By Keith Zafren
I visited a small rural church today very close to our home. I was one of only three white folks in the church. Everyone else was African-American. One of the reflections I had as I was sitting there among brothers and sisters in the faith was how rarely I, as a majority culture person, ever feel outside, as if I in some way don’t belong, like I am different than everyone else. It was surprising to me that my recognition of the difference in our skin color never left me the entire almost three hours I was there. Why did I need to think about that so much? I am rarely ever in a situation that would cause me to do so. I am nearly always a part of the majority, privileged culture. As much as I would like to think I’m not, it was apparent to me afterwards that race issues are still a part of my heart. That somehow a person’s skin color still makes some sort of a disproportionate, and likely inappropriate, difference to me. How I wish that were not so.
Another reflection I had was this overwhelming desire to
help, to reach out and share some of my privilege, some of my access to wealth
and education and justice. This is
embarrassing to admit in that it also reflects my own prejudice and assumptions
(as if they all need my help, or anyone’s for that matter). But for whatever is not right about this admission,
it did cause me to understand in a more experiential way God’s special concern
for the poor and marginalized and how the Gospel of Jesus is especially for
such as these.
For all my feelings of not belonging, I’m not sure I have
ever been as welcomed and greeted as I was in this little church
yesterday.
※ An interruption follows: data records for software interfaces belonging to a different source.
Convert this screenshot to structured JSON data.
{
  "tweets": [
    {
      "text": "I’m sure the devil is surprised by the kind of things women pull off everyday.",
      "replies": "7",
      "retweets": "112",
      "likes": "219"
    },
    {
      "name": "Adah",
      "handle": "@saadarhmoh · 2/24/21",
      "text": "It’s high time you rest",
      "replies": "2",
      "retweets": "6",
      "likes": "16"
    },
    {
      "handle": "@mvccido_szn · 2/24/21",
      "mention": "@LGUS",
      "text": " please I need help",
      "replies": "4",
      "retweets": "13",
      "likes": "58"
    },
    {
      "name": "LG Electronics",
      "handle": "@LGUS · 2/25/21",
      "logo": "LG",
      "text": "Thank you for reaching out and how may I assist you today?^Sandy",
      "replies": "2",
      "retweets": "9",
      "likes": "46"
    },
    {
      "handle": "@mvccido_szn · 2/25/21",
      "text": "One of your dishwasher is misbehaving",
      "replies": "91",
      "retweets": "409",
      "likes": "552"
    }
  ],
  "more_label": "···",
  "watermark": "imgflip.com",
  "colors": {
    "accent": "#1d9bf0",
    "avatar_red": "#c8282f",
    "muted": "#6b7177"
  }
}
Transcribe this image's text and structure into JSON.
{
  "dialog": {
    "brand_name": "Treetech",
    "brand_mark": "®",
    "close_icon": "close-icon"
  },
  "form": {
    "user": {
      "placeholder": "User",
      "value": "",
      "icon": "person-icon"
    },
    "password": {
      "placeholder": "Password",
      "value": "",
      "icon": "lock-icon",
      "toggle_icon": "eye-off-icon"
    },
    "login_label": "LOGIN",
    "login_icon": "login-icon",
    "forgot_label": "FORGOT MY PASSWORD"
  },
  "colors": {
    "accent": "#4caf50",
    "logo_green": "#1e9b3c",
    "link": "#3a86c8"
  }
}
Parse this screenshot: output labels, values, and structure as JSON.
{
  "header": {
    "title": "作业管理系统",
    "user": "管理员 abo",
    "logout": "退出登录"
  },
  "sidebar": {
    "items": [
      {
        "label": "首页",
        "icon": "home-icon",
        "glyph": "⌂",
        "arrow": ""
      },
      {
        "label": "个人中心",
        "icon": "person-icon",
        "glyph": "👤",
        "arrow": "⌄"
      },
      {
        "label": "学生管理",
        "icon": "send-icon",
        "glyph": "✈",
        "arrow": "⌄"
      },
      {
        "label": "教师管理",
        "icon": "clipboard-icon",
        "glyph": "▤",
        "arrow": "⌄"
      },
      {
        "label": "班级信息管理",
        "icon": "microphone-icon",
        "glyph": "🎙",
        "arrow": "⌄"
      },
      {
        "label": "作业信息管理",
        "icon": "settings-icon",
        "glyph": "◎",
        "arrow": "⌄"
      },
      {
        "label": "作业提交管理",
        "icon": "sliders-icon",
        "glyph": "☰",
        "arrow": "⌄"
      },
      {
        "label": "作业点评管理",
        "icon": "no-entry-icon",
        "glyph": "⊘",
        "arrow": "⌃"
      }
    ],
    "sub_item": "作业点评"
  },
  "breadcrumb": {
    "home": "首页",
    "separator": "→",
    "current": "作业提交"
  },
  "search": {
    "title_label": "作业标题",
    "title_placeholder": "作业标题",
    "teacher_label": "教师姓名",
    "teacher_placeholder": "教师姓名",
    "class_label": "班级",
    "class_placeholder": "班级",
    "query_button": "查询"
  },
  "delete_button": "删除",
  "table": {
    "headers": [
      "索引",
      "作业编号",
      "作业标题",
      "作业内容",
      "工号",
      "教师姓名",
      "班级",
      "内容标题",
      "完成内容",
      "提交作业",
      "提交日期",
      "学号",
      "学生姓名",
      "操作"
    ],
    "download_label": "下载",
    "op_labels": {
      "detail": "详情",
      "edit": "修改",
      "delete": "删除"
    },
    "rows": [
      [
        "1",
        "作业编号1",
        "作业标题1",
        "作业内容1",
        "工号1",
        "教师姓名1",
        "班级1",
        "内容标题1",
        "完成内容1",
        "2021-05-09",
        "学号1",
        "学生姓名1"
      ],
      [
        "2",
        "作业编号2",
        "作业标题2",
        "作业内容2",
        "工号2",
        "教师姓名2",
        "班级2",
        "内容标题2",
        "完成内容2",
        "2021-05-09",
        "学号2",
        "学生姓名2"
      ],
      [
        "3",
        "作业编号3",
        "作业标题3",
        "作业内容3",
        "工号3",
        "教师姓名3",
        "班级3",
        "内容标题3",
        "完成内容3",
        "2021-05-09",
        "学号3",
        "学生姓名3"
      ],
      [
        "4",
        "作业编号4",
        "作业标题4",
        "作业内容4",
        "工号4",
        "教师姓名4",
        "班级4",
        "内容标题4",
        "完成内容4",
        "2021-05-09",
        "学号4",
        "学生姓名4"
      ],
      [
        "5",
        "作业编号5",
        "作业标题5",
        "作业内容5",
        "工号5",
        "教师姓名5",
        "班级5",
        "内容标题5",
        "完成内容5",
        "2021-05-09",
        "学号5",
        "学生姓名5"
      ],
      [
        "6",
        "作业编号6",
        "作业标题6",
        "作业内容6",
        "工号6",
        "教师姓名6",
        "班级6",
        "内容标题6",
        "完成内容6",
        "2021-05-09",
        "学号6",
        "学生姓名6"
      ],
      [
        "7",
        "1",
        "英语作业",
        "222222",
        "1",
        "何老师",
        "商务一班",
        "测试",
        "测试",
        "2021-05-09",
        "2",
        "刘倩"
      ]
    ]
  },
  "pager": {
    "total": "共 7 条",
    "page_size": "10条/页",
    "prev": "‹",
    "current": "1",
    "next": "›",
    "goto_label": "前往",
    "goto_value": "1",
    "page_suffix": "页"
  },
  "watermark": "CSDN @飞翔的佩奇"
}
People were especially
gracious, loving, kind, and welcoming, as if, perhaps, they might have sensed
or imagined how I might be feeling. There was not a single thing that happened that would stir in me any
such feeling of being “outside” or “different.” That was all inside me. O God,
purify my heart.
I want to go back to this church next Sunday and bring my family too. I sensed the Spirit of God there in a special way, a way I have not sensed since we have been here in Kentucky in any other church we have visited. Could this be God’s place for us?
I’m thankful for this experience and what it has revealed to me about myself. I would wish such an experience upon every white (especially middle or upper class) friend I know. Sometimes it’s hard to make sense of why God would prioritize the needy or the “least” of the society when we are so far removed from them and feel as if such a special love from God is not fair. Yesterday, I sensed God’s love flowing in that place in a beautiful way. And instead of feeling left out, I was caught up in it too. I’m definitely going back next Sunday.